Without doubt Cloud technology is the latest trend being embraced by organisations to manage their infrastructure (IaaS), applications (SaaS), and development platform (PaaS).
It is a trend that will only gather pace over the coming years as increasing pressure is brought upon IT budgets across all industries and Cloud delivery and costs models mature.
An argument in favour of cloud assets is the ability to shrink the IT footprint and transfer commodity services to others whilst keeping your specialist skills in-house. For example, your development and deployment environments may be delivered via PaaS, but the development expertise stays within your internal teams.
As a result, organisations are increasingly looking for project managers who have experience in delivering Cloud projects.
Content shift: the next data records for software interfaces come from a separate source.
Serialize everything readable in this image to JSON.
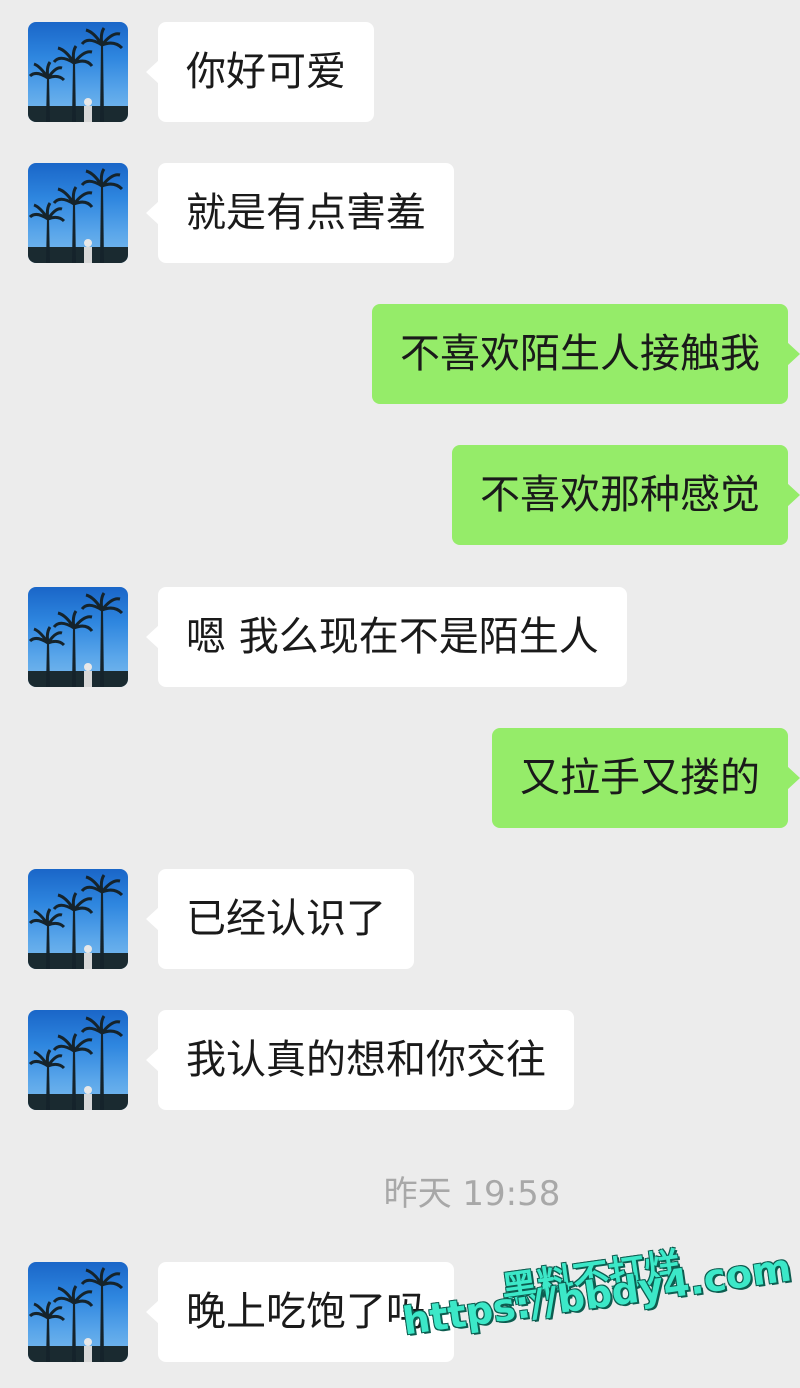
{
  "messages": [
    {
      "side": "in",
      "text": "你好可爱"
    },
    {
      "side": "in",
      "text": "就是有点害羞"
    },
    {
      "side": "out",
      "text": "不喜欢陌生人接触我"
    },
    {
      "side": "out",
      "text": "不喜欢那种感觉"
    },
    {
      "side": "in",
      "text": "嗯 我么现在不是陌生人"
    },
    {
      "side": "out",
      "text": "又拉手又搂的"
    },
    {
      "side": "in",
      "text": "已经认识了"
    },
    {
      "side": "in",
      "text": "我认真的想和你交往"
    },
    {
      "side": "in",
      "text": "晚上吃饱了吗"
    }
  ],
  "timestamp": "昨天 19:58",
  "watermark": {
    "title": "黑料不打烊",
    "url": "https://bbdy4.com"
  },
  "colors": {
    "background": "#ececec",
    "incoming_bubble": "#ffffff",
    "outgoing_bubble": "#95ec69",
    "watermark": "#3ce8c8"
  },
  "icons": {
    "contact_avatar": "palm-trees-avatar-icon"
  }
}
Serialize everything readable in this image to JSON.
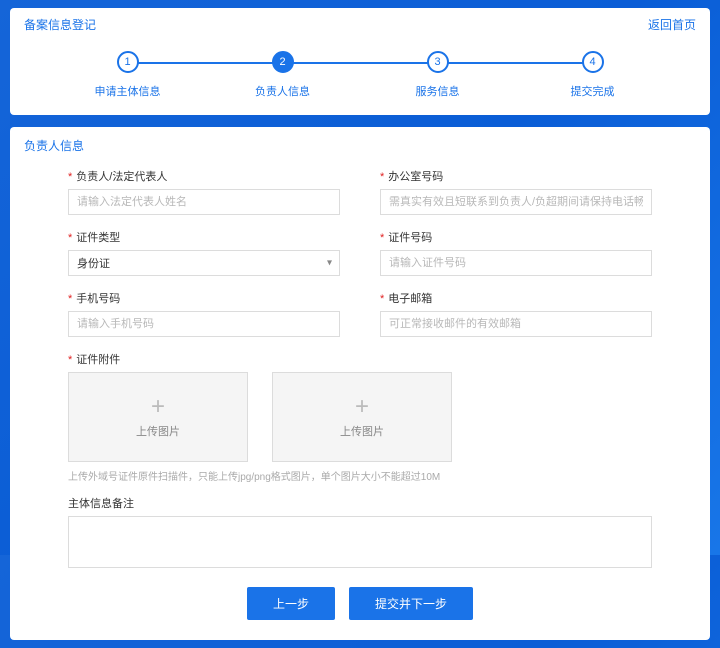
{
  "header": {
    "title": "备案信息登记",
    "back": "返回首页"
  },
  "stepper": {
    "steps": [
      {
        "num": "1",
        "label": "申请主体信息"
      },
      {
        "num": "2",
        "label": "负责人信息"
      },
      {
        "num": "3",
        "label": "服务信息"
      },
      {
        "num": "4",
        "label": "提交完成"
      }
    ],
    "activeIndex": 1
  },
  "section_title": "负责人信息",
  "fields": {
    "name": {
      "label": "负责人/法定代表人",
      "placeholder": "请输入法定代表人姓名",
      "required": true
    },
    "office_phone": {
      "label": "办公室号码",
      "placeholder": "需真实有效且短联系到负责人/负超期间请保持电话畅通以便顺利核实！",
      "required": true
    },
    "doc_type": {
      "label": "证件类型",
      "value": "身份证",
      "required": true
    },
    "doc_no": {
      "label": "证件号码",
      "placeholder": "请输入证件号码",
      "required": true
    },
    "mobile": {
      "label": "手机号码",
      "placeholder": "请输入手机号码",
      "required": true
    },
    "email": {
      "label": "电子邮箱",
      "placeholder": "可正常接收邮件的有效邮箱",
      "required": true
    },
    "doc_attach": {
      "label": "证件附件",
      "required": true
    },
    "remark": {
      "label": "主体信息备注",
      "required": false
    }
  },
  "upload": {
    "plus": "+",
    "text": "上传图片",
    "hint": "上传外域号证件原件扫描件，只能上传jpg/png格式图片，单个图片大小不能超过10M"
  },
  "buttons": {
    "prev": "上一步",
    "next": "提交并下一步"
  }
}
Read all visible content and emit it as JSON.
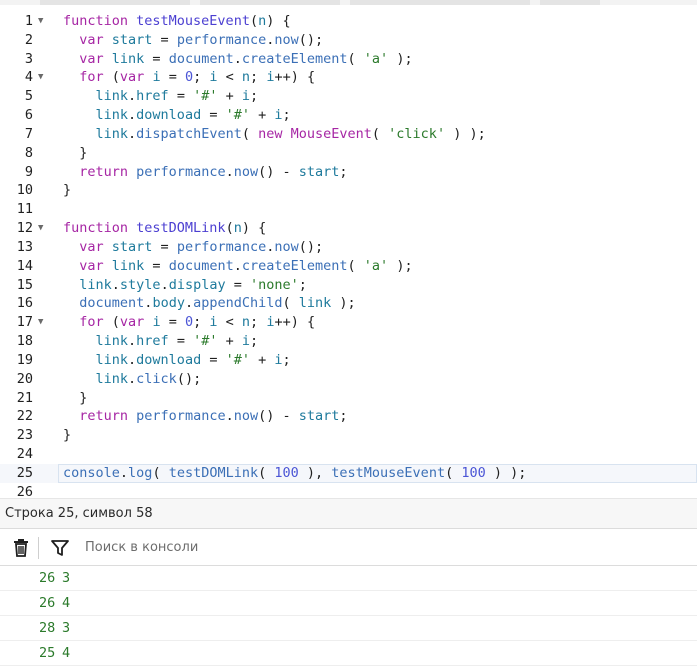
{
  "editor": {
    "lines": [
      {
        "n": "1",
        "fold": true,
        "tokens": [
          [
            "kw",
            "function "
          ],
          [
            "fn",
            "testMouseEvent"
          ],
          [
            "op",
            "("
          ],
          [
            "prop",
            "n"
          ],
          [
            "op",
            ") {"
          ]
        ]
      },
      {
        "n": "2",
        "fold": false,
        "tokens": [
          [
            "op",
            "  "
          ],
          [
            "kw",
            "var "
          ],
          [
            "prop",
            "start"
          ],
          [
            "op",
            " = "
          ],
          [
            "mth",
            "performance"
          ],
          [
            "op",
            "."
          ],
          [
            "mth",
            "now"
          ],
          [
            "op",
            "();"
          ]
        ]
      },
      {
        "n": "3",
        "fold": false,
        "tokens": [
          [
            "op",
            "  "
          ],
          [
            "kw",
            "var "
          ],
          [
            "prop",
            "link"
          ],
          [
            "op",
            " = "
          ],
          [
            "mth",
            "document"
          ],
          [
            "op",
            "."
          ],
          [
            "mth",
            "createElement"
          ],
          [
            "op",
            "( "
          ],
          [
            "str",
            "'a'"
          ],
          [
            "op",
            " );"
          ]
        ]
      },
      {
        "n": "4",
        "fold": true,
        "tokens": [
          [
            "op",
            "  "
          ],
          [
            "kw",
            "for "
          ],
          [
            "op",
            "("
          ],
          [
            "kw",
            "var "
          ],
          [
            "prop",
            "i"
          ],
          [
            "op",
            " = "
          ],
          [
            "num",
            "0"
          ],
          [
            "op",
            "; "
          ],
          [
            "prop",
            "i"
          ],
          [
            "op",
            " < "
          ],
          [
            "prop",
            "n"
          ],
          [
            "op",
            "; "
          ],
          [
            "prop",
            "i"
          ],
          [
            "op",
            "++) {"
          ]
        ]
      },
      {
        "n": "5",
        "fold": false,
        "tokens": [
          [
            "op",
            "    "
          ],
          [
            "prop",
            "link"
          ],
          [
            "op",
            "."
          ],
          [
            "prop",
            "href"
          ],
          [
            "op",
            " = "
          ],
          [
            "str",
            "'#'"
          ],
          [
            "op",
            " + "
          ],
          [
            "prop",
            "i"
          ],
          [
            "op",
            ";"
          ]
        ]
      },
      {
        "n": "6",
        "fold": false,
        "tokens": [
          [
            "op",
            "    "
          ],
          [
            "prop",
            "link"
          ],
          [
            "op",
            "."
          ],
          [
            "prop",
            "download"
          ],
          [
            "op",
            " = "
          ],
          [
            "str",
            "'#'"
          ],
          [
            "op",
            " + "
          ],
          [
            "prop",
            "i"
          ],
          [
            "op",
            ";"
          ]
        ]
      },
      {
        "n": "7",
        "fold": false,
        "tokens": [
          [
            "op",
            "    "
          ],
          [
            "prop",
            "link"
          ],
          [
            "op",
            "."
          ],
          [
            "mth",
            "dispatchEvent"
          ],
          [
            "op",
            "( "
          ],
          [
            "kw",
            "new "
          ],
          [
            "kw",
            "MouseEvent"
          ],
          [
            "op",
            "( "
          ],
          [
            "str",
            "'click'"
          ],
          [
            "op",
            " ) );"
          ]
        ]
      },
      {
        "n": "8",
        "fold": false,
        "tokens": [
          [
            "op",
            "  }"
          ]
        ]
      },
      {
        "n": "9",
        "fold": false,
        "tokens": [
          [
            "op",
            "  "
          ],
          [
            "kw",
            "return "
          ],
          [
            "mth",
            "performance"
          ],
          [
            "op",
            "."
          ],
          [
            "mth",
            "now"
          ],
          [
            "op",
            "() - "
          ],
          [
            "prop",
            "start"
          ],
          [
            "op",
            ";"
          ]
        ]
      },
      {
        "n": "10",
        "fold": false,
        "tokens": [
          [
            "op",
            "}"
          ]
        ]
      },
      {
        "n": "11",
        "fold": false,
        "tokens": []
      },
      {
        "n": "12",
        "fold": true,
        "tokens": [
          [
            "kw",
            "function "
          ],
          [
            "fn",
            "testDOMLink"
          ],
          [
            "op",
            "("
          ],
          [
            "prop",
            "n"
          ],
          [
            "op",
            ") {"
          ]
        ]
      },
      {
        "n": "13",
        "fold": false,
        "tokens": [
          [
            "op",
            "  "
          ],
          [
            "kw",
            "var "
          ],
          [
            "prop",
            "start"
          ],
          [
            "op",
            " = "
          ],
          [
            "mth",
            "performance"
          ],
          [
            "op",
            "."
          ],
          [
            "mth",
            "now"
          ],
          [
            "op",
            "();"
          ]
        ]
      },
      {
        "n": "14",
        "fold": false,
        "tokens": [
          [
            "op",
            "  "
          ],
          [
            "kw",
            "var "
          ],
          [
            "prop",
            "link"
          ],
          [
            "op",
            " = "
          ],
          [
            "mth",
            "document"
          ],
          [
            "op",
            "."
          ],
          [
            "mth",
            "createElement"
          ],
          [
            "op",
            "( "
          ],
          [
            "str",
            "'a'"
          ],
          [
            "op",
            " );"
          ]
        ]
      },
      {
        "n": "15",
        "fold": false,
        "tokens": [
          [
            "op",
            "  "
          ],
          [
            "prop",
            "link"
          ],
          [
            "op",
            "."
          ],
          [
            "prop",
            "style"
          ],
          [
            "op",
            "."
          ],
          [
            "prop",
            "display"
          ],
          [
            "op",
            " = "
          ],
          [
            "str",
            "'none'"
          ],
          [
            "op",
            ";"
          ]
        ]
      },
      {
        "n": "16",
        "fold": false,
        "tokens": [
          [
            "op",
            "  "
          ],
          [
            "mth",
            "document"
          ],
          [
            "op",
            "."
          ],
          [
            "prop",
            "body"
          ],
          [
            "op",
            "."
          ],
          [
            "mth",
            "appendChild"
          ],
          [
            "op",
            "( "
          ],
          [
            "prop",
            "link"
          ],
          [
            "op",
            " );"
          ]
        ]
      },
      {
        "n": "17",
        "fold": true,
        "tokens": [
          [
            "op",
            "  "
          ],
          [
            "kw",
            "for "
          ],
          [
            "op",
            "("
          ],
          [
            "kw",
            "var "
          ],
          [
            "prop",
            "i"
          ],
          [
            "op",
            " = "
          ],
          [
            "num",
            "0"
          ],
          [
            "op",
            "; "
          ],
          [
            "prop",
            "i"
          ],
          [
            "op",
            " < "
          ],
          [
            "prop",
            "n"
          ],
          [
            "op",
            "; "
          ],
          [
            "prop",
            "i"
          ],
          [
            "op",
            "++) {"
          ]
        ]
      },
      {
        "n": "18",
        "fold": false,
        "tokens": [
          [
            "op",
            "    "
          ],
          [
            "prop",
            "link"
          ],
          [
            "op",
            "."
          ],
          [
            "prop",
            "href"
          ],
          [
            "op",
            " = "
          ],
          [
            "str",
            "'#'"
          ],
          [
            "op",
            " + "
          ],
          [
            "prop",
            "i"
          ],
          [
            "op",
            ";"
          ]
        ]
      },
      {
        "n": "19",
        "fold": false,
        "tokens": [
          [
            "op",
            "    "
          ],
          [
            "prop",
            "link"
          ],
          [
            "op",
            "."
          ],
          [
            "prop",
            "download"
          ],
          [
            "op",
            " = "
          ],
          [
            "str",
            "'#'"
          ],
          [
            "op",
            " + "
          ],
          [
            "prop",
            "i"
          ],
          [
            "op",
            ";"
          ]
        ]
      },
      {
        "n": "20",
        "fold": false,
        "tokens": [
          [
            "op",
            "    "
          ],
          [
            "prop",
            "link"
          ],
          [
            "op",
            "."
          ],
          [
            "mth",
            "click"
          ],
          [
            "op",
            "();"
          ]
        ]
      },
      {
        "n": "21",
        "fold": false,
        "tokens": [
          [
            "op",
            "  }"
          ]
        ]
      },
      {
        "n": "22",
        "fold": false,
        "tokens": [
          [
            "op",
            "  "
          ],
          [
            "kw",
            "return "
          ],
          [
            "mth",
            "performance"
          ],
          [
            "op",
            "."
          ],
          [
            "mth",
            "now"
          ],
          [
            "op",
            "() - "
          ],
          [
            "prop",
            "start"
          ],
          [
            "op",
            ";"
          ]
        ]
      },
      {
        "n": "23",
        "fold": false,
        "tokens": [
          [
            "op",
            "}"
          ]
        ]
      },
      {
        "n": "24",
        "fold": false,
        "tokens": []
      },
      {
        "n": "25",
        "fold": false,
        "current": true,
        "tokens": [
          [
            "mth",
            "console"
          ],
          [
            "op",
            "."
          ],
          [
            "mth",
            "log"
          ],
          [
            "op",
            "( "
          ],
          [
            "mth",
            "testDOMLink"
          ],
          [
            "op",
            "( "
          ],
          [
            "num",
            "100"
          ],
          [
            "op",
            " ), "
          ],
          [
            "mth",
            "testMouseEvent"
          ],
          [
            "op",
            "( "
          ],
          [
            "num",
            "100"
          ],
          [
            "op",
            " ) );"
          ]
        ]
      },
      {
        "n": "26",
        "fold": false,
        "tokens": []
      }
    ]
  },
  "statusbar": {
    "position_text": "Строка 25, символ 58"
  },
  "toolbar": {
    "clear_icon": "trash-icon",
    "filter_icon": "filter-icon",
    "search_placeholder": "Поиск в консоли"
  },
  "console": {
    "rows": [
      {
        "a": "26",
        "b": "3"
      },
      {
        "a": "26",
        "b": "4"
      },
      {
        "a": "28",
        "b": "3"
      },
      {
        "a": "25",
        "b": "4"
      }
    ]
  },
  "colors": {
    "keyword": "#a626a4",
    "function_name": "#4b3fd1",
    "string": "#2b7a2b",
    "number": "#4b55d6",
    "console_output": "#2b7a2b"
  }
}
But do Cloud projects require new techniques or specific expertise or can the tried and tested approaches to project delivery be readily translated to Cloud projects?
Transfer of technology, retention of knowledge
The industry-accepted definition of Cloud Computing is the delivery of infrastructure, application and data services to organisations using the Internet as the network.
The management and security of the IT platform and services is essentially outsourced to 3rd parties with the physical sites being remote or ‘in the cloud’. A Cloud solution can therefore be a series of moving parts across infrastructure, networks, applications, data and outsourcing.
From a project delivery perspective, the key components of a Cloud project are well known and would be nothing new to an experienced project manager.
It is however the blend of the solution and heightened importance of some of these elements that set a Cloud project apart from a traditional Infrastructure or Application project.
1. A greater focus is required on change and stakeholder management around security of data
Whether fact or fiction business will become nervous with the thought that their data will now be stored off site and managed by a third party and is therefore at greater risk of compromise.
Project managers delivering Cloud projects need to take this into account and ensure their testing cycles are fit for purpose and the management of stakeholder expectations is given priority to adequately address heightened concerns around data security.
2. By using the Internet, the network access takes on greater importance
Project managers need to ensure the internal and external gateways are reliable, secure and well supported and can cope with the expected increases in data heading in both directions.
3. Service Delivery Models
SLAs and the service delivery model need to be both very well understood and steps taken to test and ensure that they are fit for purpose.
With the support being largely outsourced for the cloud component it is imperative that stakeholders are comfortable the SLAs will meet the needs of the business in terms of business continuity and support and the IT organisation knows who is on point for addressing an issue no matter where it occurs in the end to end business process.
4. Understanding total cost of project takes on added importance during the business case phase
Cloud solutions can be cost effective to set up but may become very expensive once operational due to the common use of transactional costs models. It is important these BAU operational costs are accurately modeled and clearly understood and communicated to stakeholders for approval.
Cloud projects are set to become more prevalent over the next decade if current industry trends continue.
By following some of the above steps project managers should be better equipped to understand what makes a Cloud project unique and therefore take suitable actions to ensure their projects are set up for success.
Contact the Quay team on 02 9098 6300 more information about project management in the cloud, or drop us an email with your enquiry.